“It’s a feeling of accomplishment based on hard work,” says Schmidt, who notes he ran last month’s National Marathon, his first, in 2 hours and 58 minutes, qualifying him for the elite Boston Marathon. He added that he placed third in a 7.5-mile, 3.5-hour swim across the Potomac River.
Many of the Xtreme4 team members met through the D.C. Triathlon Club and share both Schmidt’s talent and drive to compete in events that challenge the human body’s capacity for strength and endurance. They talk about their dedication to sports as an addiction, an ongoing competition to best themselves and a great source of satisfaction.
Their leader is Eric Goetz, 37, a D.C.-based Web designer who has biked the country east to west twice, north to south twice, and made trips between Toronto and Providence, R.I.; and Rome and Barcelona. He has dreamed about the Race Across America since 1993.
Price, who only recently started biking but has swum competitively since childhood, says she enjoys events such as other bike races and triathlons because she can measure her progress concretely by comparing her finish times — a method that parallels the numbers goals she uses to monitor her success as a political fundraiser.
“That personality type is probably very common on the Hill in general,” she says in talking about her attention to detail and desire to push herself beyond her comfort level. “It’s that … kind of competitive drive, either academically, or in fundraising, or in sports.”
Schmidt and Brown see similarities between their dedication to sports training and their work on the Hill. Schmidt draws on the discipline it takes to get up for 5 a.m. workouts to stay focused at the office. For Brown, participating in such physically demanding activities makes everyday work seem easy.
“Once you start completing these extreme events, you feel so much more able to take anything on,” she says. “You just think, ‘Oh, if I can ride 100 miles, I can definitely complete this memo.’ ”
Another force driving Xtreme4 team members is that they want people to think about the environment and to promote transportation alternatives — such as biking to work. The team asks participants to suspend use of their cars on the week of the race or offset their carbon use by purchasing credits through a deal with an environmental organization, Native Energy. (Team members say this would cost about $12 per ton of carbon used; the typical American uses approximately one ton of carbon per week.)
The team has also undertaken a monumental fundraising effort, since the 23-person crew carries considerable costs for its two cars, one RV, food and supplies. They hope to raise $40,000.
Demonstrating they will do anything for their cause, Xtreme4 members are holding a date auction tonight at the Hawk ‘n’ Dove bar to raise funds. Schmidt, Brown and Price are expected to be on the auction block.
In another moment of modesty, Schmidt says he will be happy “if I get anything over 15 bucks.”
As the race date draws near, team members continue to plan the their route, look for more donors, disseminate their alternative-transportation message, and train.
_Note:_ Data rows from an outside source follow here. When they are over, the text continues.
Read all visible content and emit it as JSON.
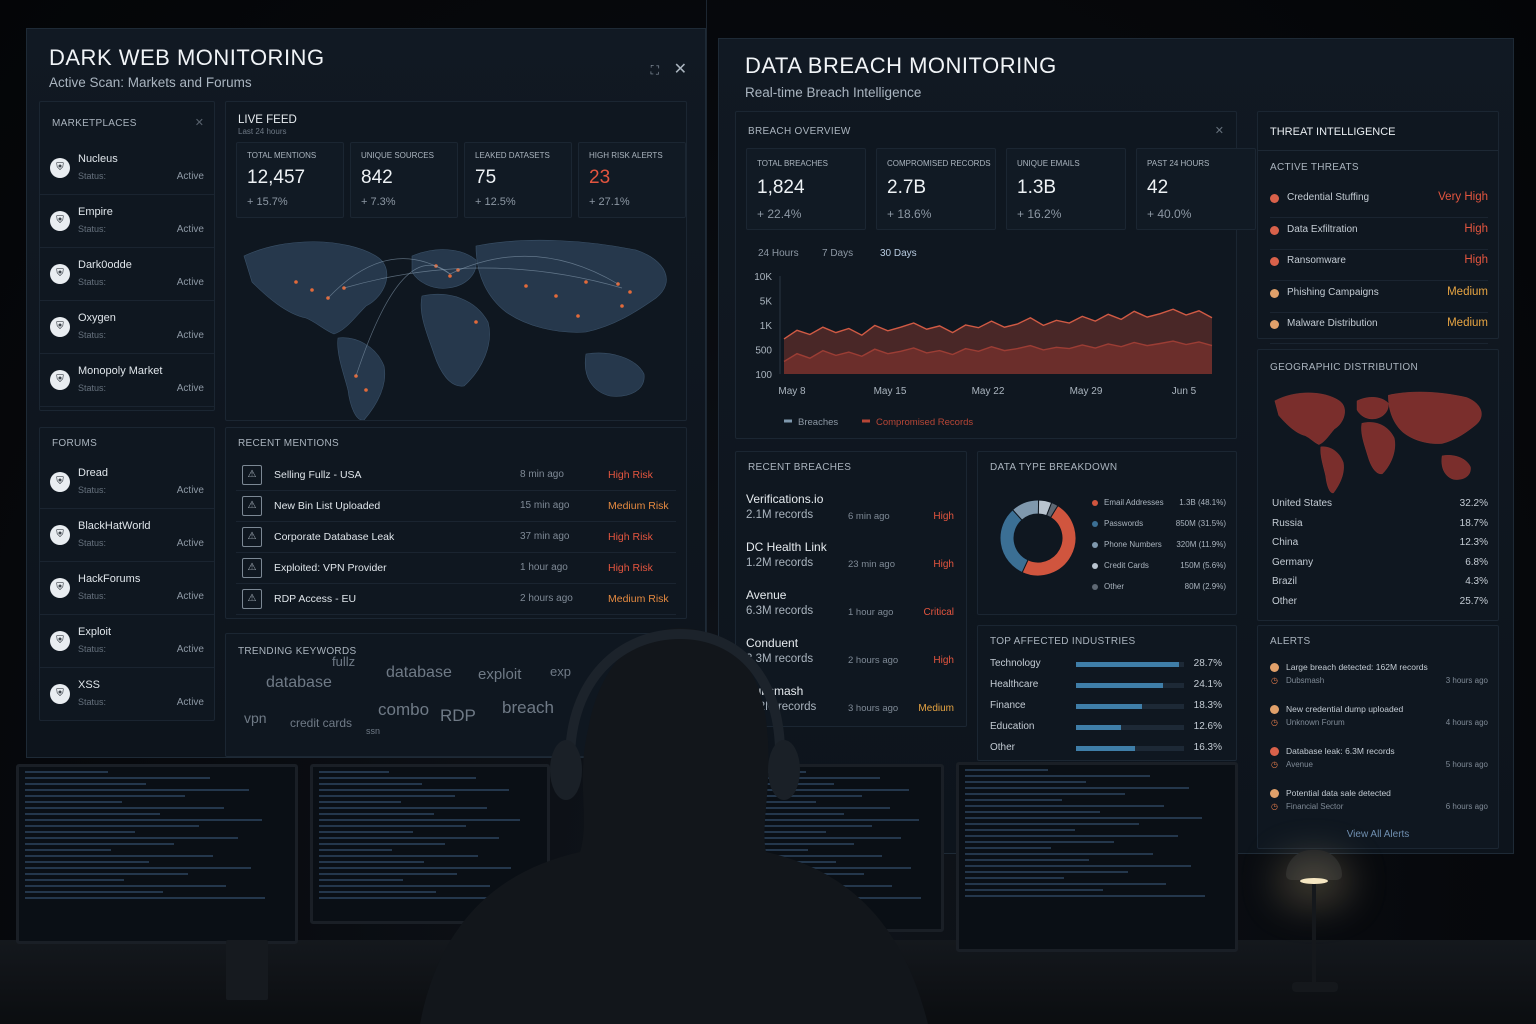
{
  "left_panel": {
    "title": "DARK WEB MONITORING",
    "subtitle": "Active Scan: Markets and Forums",
    "marketplaces": {
      "header": "MARKETPLACES",
      "items": [
        {
          "name": "Nucleus",
          "status_label": "Status:",
          "status": "Active"
        },
        {
          "name": "Empire",
          "status_label": "Status:",
          "status": "Active"
        },
        {
          "name": "Dark0odde",
          "status_label": "Status:",
          "status": "Active"
        },
        {
          "name": "Oxygen",
          "status_label": "Status:",
          "status": "Active"
        },
        {
          "name": "Monopoly Market",
          "status_label": "Status:",
          "status": "Active"
        }
      ]
    },
    "forums": {
      "header": "FORUMS",
      "items": [
        {
          "name": "Dread",
          "status_label": "Status:",
          "status": "Active"
        },
        {
          "name": "BlackHatWorld",
          "status_label": "Status:",
          "status": "Active"
        },
        {
          "name": "HackForums",
          "status_label": "Status:",
          "status": "Active"
        },
        {
          "name": "Exploit",
          "status_label": "Status:",
          "status": "Active"
        },
        {
          "name": "XSS",
          "status_label": "Status:",
          "status": "Active"
        }
      ]
    },
    "live_feed": {
      "header": "LIVE FEED",
      "sub": "Last 24 hours",
      "stats": [
        {
          "label": "TOTAL MENTIONS",
          "value": "12,457",
          "change": "+ 15.7%"
        },
        {
          "label": "UNIQUE SOURCES",
          "value": "842",
          "change": "+ 7.3%"
        },
        {
          "label": "LEAKED DATASETS",
          "value": "75",
          "change": "+ 12.5%"
        },
        {
          "label": "HIGH RISK ALERTS",
          "value": "23",
          "change": "+ 27.1%"
        }
      ]
    },
    "recent_mentions": {
      "header": "RECENT MENTIONS",
      "items": [
        {
          "text": "Selling Fullz - USA",
          "time": "8 min ago",
          "risk": "High Risk"
        },
        {
          "text": "New Bin List Uploaded",
          "time": "15 min ago",
          "risk": "Medium Risk"
        },
        {
          "text": "Corporate Database Leak",
          "time": "37 min ago",
          "risk": "High Risk"
        },
        {
          "text": "Exploited: VPN Provider",
          "time": "1 hour ago",
          "risk": "High Risk"
        },
        {
          "text": "RDP Access - EU",
          "time": "2 hours ago",
          "risk": "Medium Risk"
        }
      ]
    },
    "trending": {
      "header": "TRENDING KEYWORDS",
      "keywords": [
        "fullz",
        "database",
        "database",
        "exploit",
        "exp",
        "vpn",
        "credit cards",
        "combo",
        "RDP",
        "breach",
        "ssn"
      ]
    }
  },
  "right_panel": {
    "title": "DATA BREACH MONITORING",
    "subtitle": "Real-time Breach Intelligence",
    "overview": {
      "header": "BREACH OVERVIEW",
      "stats": [
        {
          "label": "TOTAL BREACHES",
          "value": "1,824",
          "change": "+ 22.4%"
        },
        {
          "label": "COMPROMISED RECORDS",
          "value": "2.7B",
          "change": "+ 18.6%"
        },
        {
          "label": "UNIQUE EMAILS",
          "value": "1.3B",
          "change": "+ 16.2%"
        },
        {
          "label": "PAST 24 HOURS",
          "value": "42",
          "change": "+ 40.0%"
        }
      ],
      "tabs": [
        "24 Hours",
        "7 Days",
        "30 Days"
      ],
      "active_tab": "30 Days"
    },
    "recent_breaches": {
      "header": "RECENT BREACHES",
      "items": [
        {
          "name": "Verifications.io",
          "records": "2.1M records",
          "time": "6 min ago",
          "severity": "High"
        },
        {
          "name": "DC Health Link",
          "records": "1.2M records",
          "time": "23 min ago",
          "severity": "High"
        },
        {
          "name": "Avenue",
          "records": "6.3M records",
          "time": "1 hour ago",
          "severity": "Critical"
        },
        {
          "name": "Conduent",
          "records": "3.3M records",
          "time": "2 hours ago",
          "severity": "High"
        },
        {
          "name": "Dubsmash",
          "records": "162M records",
          "time": "3 hours ago",
          "severity": "Medium"
        }
      ]
    },
    "data_types": {
      "header": "DATA TYPE BREAKDOWN",
      "items": [
        {
          "label": "Email Addresses",
          "value": "1.3B (48.1%)",
          "pct": 48.1,
          "color": "#d0553e"
        },
        {
          "label": "Passwords",
          "value": "850M (31.5%)",
          "pct": 31.5,
          "color": "#3b6f94"
        },
        {
          "label": "Phone Numbers",
          "value": "320M (11.9%)",
          "pct": 11.9,
          "color": "#7f98ad"
        },
        {
          "label": "Credit Cards",
          "value": "150M (5.6%)",
          "pct": 5.6,
          "color": "#b9c4cf"
        },
        {
          "label": "Other",
          "value": "80M (2.9%)",
          "pct": 2.9,
          "color": "#5e6873"
        }
      ]
    },
    "industries": {
      "header": "TOP AFFECTED INDUSTRIES",
      "items": [
        {
          "label": "Technology",
          "value": "28.7%",
          "pct": 28.7
        },
        {
          "label": "Healthcare",
          "value": "24.1%",
          "pct": 24.1
        },
        {
          "label": "Finance",
          "value": "18.3%",
          "pct": 18.3
        },
        {
          "label": "Education",
          "value": "12.6%",
          "pct": 12.6
        },
        {
          "label": "Other",
          "value": "16.3%",
          "pct": 16.3
        }
      ]
    },
    "threat_intel": {
      "header": "THREAT INTELLIGENCE",
      "active_header": "ACTIVE THREATS",
      "items": [
        {
          "label": "Credential Stuffing",
          "level": "Very High"
        },
        {
          "label": "Data Exfiltration",
          "level": "High"
        },
        {
          "label": "Ransomware",
          "level": "High"
        },
        {
          "label": "Phishing Campaigns",
          "level": "Medium"
        },
        {
          "label": "Malware Distribution",
          "level": "Medium"
        }
      ]
    },
    "geo": {
      "header": "GEOGRAPHIC DISTRIBUTION",
      "items": [
        {
          "country": "United States",
          "value": "32.2%"
        },
        {
          "country": "Russia",
          "value": "18.7%"
        },
        {
          "country": "China",
          "value": "12.3%"
        },
        {
          "country": "Germany",
          "value": "6.8%"
        },
        {
          "country": "Brazil",
          "value": "4.3%"
        },
        {
          "country": "Other",
          "value": "25.7%"
        }
      ]
    },
    "alerts": {
      "header": "ALERTS",
      "items": [
        {
          "title": "Large breach detected: 162M records",
          "source": "Dubsmash",
          "time": "3 hours ago"
        },
        {
          "title": "New credential dump uploaded",
          "source": "Unknown Forum",
          "time": "4 hours ago"
        },
        {
          "title": "Database leak: 6.3M records",
          "source": "Avenue",
          "time": "5 hours ago"
        },
        {
          "title": "Potential data sale detected",
          "source": "Financial Sector",
          "time": "6 hours ago"
        }
      ],
      "view_all": "View All Alerts"
    }
  },
  "chart_data": {
    "type": "area",
    "x": [
      "May 8",
      "May 15",
      "May 22",
      "May 29",
      "Jun 5"
    ],
    "ylabels": [
      "10K",
      "5K",
      "1K",
      "500",
      "100"
    ],
    "series": [
      {
        "name": "Breaches",
        "values": [
          520,
          780,
          640,
          900,
          700,
          850,
          620,
          980,
          760,
          900,
          1100,
          820,
          960,
          700,
          1000,
          880,
          1200,
          900,
          1050,
          1400,
          980,
          1250,
          1100,
          1500,
          1200,
          1650,
          1300,
          1900,
          1450,
          1700,
          2100,
          1600,
          1950,
          1400
        ]
      },
      {
        "name": "Compromised Records",
        "values": [
          180,
          260,
          210,
          300,
          240,
          280,
          230,
          320,
          260,
          290,
          340,
          270,
          300,
          250,
          330,
          290,
          360,
          300,
          330,
          380,
          310,
          350,
          330,
          390,
          340,
          410,
          360,
          440,
          380,
          420,
          470,
          400,
          450,
          380
        ]
      }
    ],
    "colors": [
      "#b74636",
      "#6e2e2b"
    ],
    "yscale": "log"
  }
}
Last weekend they ran a 12-hour mock race in Maryland so team members could get used to their roles.
Though she’s keeping her eye on the team’s fundraising goals, Price is trying to maintain a broader perspective.
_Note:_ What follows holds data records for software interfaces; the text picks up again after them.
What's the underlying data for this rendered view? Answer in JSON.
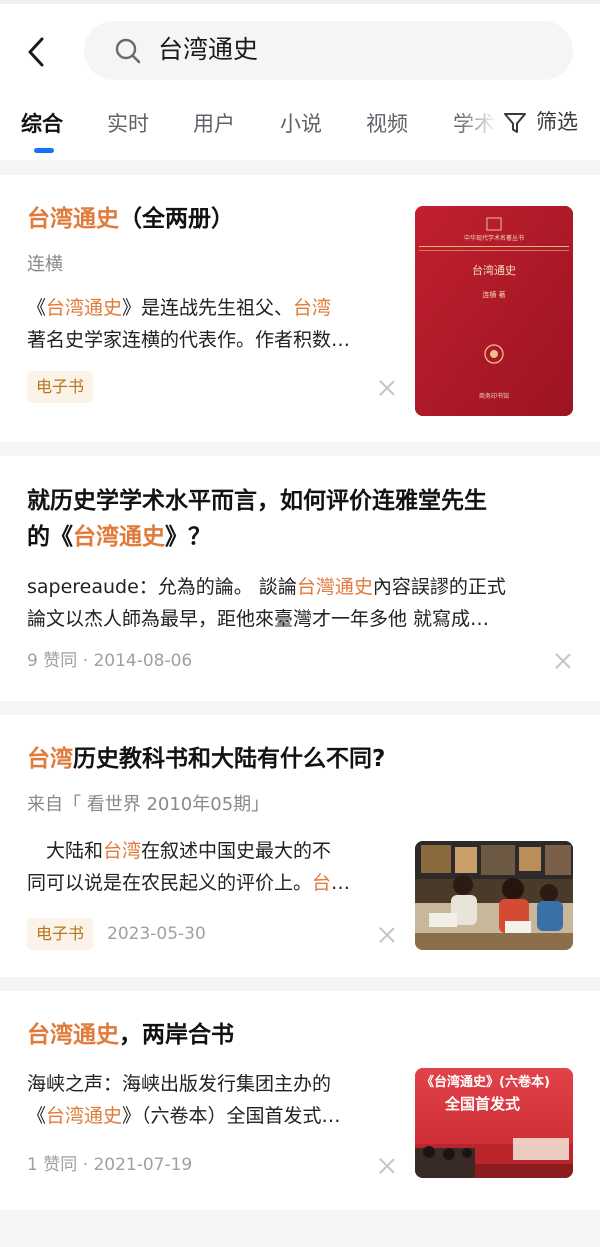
{
  "search": {
    "query": "台湾通史"
  },
  "tabs": [
    "综合",
    "实时",
    "用户",
    "小说",
    "视频",
    "学术"
  ],
  "filter": {
    "label": "筛选"
  },
  "colors": {
    "highlight": "#e07b39",
    "accent": "#1772f6",
    "tag_bg": "#fbf3e7",
    "tag_text": "#b5761f"
  },
  "results": [
    {
      "title": {
        "hl": "台湾通史",
        "rest": "（全两册）"
      },
      "author": "连横",
      "excerpt": {
        "l1a": "《",
        "l1b": "台湾通史",
        "l1c": "》是连战先生祖父、",
        "l1d": "台湾",
        "l2": "著名史学家连横的代表作。作者积数"
      },
      "tag": "电子书",
      "cover": {
        "series": "中华现代学术名著丛书",
        "title": "台湾通史",
        "author": "连横 著",
        "publisher": "商务印书馆"
      }
    },
    {
      "title": {
        "line1": "就历史学学术水平而言，如何评价连雅堂先生",
        "line2a": "的《",
        "line2b": "台湾通史",
        "line2c": "》？"
      },
      "excerpt": {
        "l1a": "sapereaude：允為的論。 談論",
        "l1b": "台灣通史",
        "l1c": "內容誤謬的正式",
        "l2": "論文以杰人師為最早，距他來臺灣才一年多他 就寫成"
      },
      "likes": "9 赞同",
      "date": "2014-08-06"
    },
    {
      "title": {
        "hl": "台湾",
        "rest": "历史教科书和大陆有什么不同?"
      },
      "source": "来自「 看世界 2010年05期」",
      "excerpt": {
        "l1a": "　大陆和",
        "l1b": "台湾",
        "l1c": "在叙述中国史最大的不",
        "l2a": "同可以说是在农民起义的评价上。",
        "l2b": "台"
      },
      "tag": "电子书",
      "date": "2023-05-30"
    },
    {
      "title": {
        "hl": "台湾通史",
        "rest": "，两岸合书"
      },
      "excerpt": {
        "l1": "海峡之声：海峡出版发行集团主办的",
        "l2a": "《",
        "l2b": "台湾通史",
        "l2c": "》（六卷本）全国首发式"
      },
      "likes": "1 赞同",
      "date": "2021-07-19",
      "banner": {
        "line1": "《台湾通史》(六卷本)",
        "line2": "全国首发式"
      }
    }
  ]
}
“I’m a little bit of an idealist, and it’s really exciting to be a part of something that’s bigger than yourself and that you’ll be able to tell stories about for the rest of your life,” she said.
For more information on the Xtreme4 Race Across America team, go to www.xtreme4.com .
To bid on a date with Schmidt, Brown, Price or other team members, go to the Hawk ‘n’ Dove, 329 Pennsylvania Ave. SE, on Wednesday, April 23, from 6 to 9 p.m. The $10 cover charge goes to Xtreme4, and there will be $2 drink specials.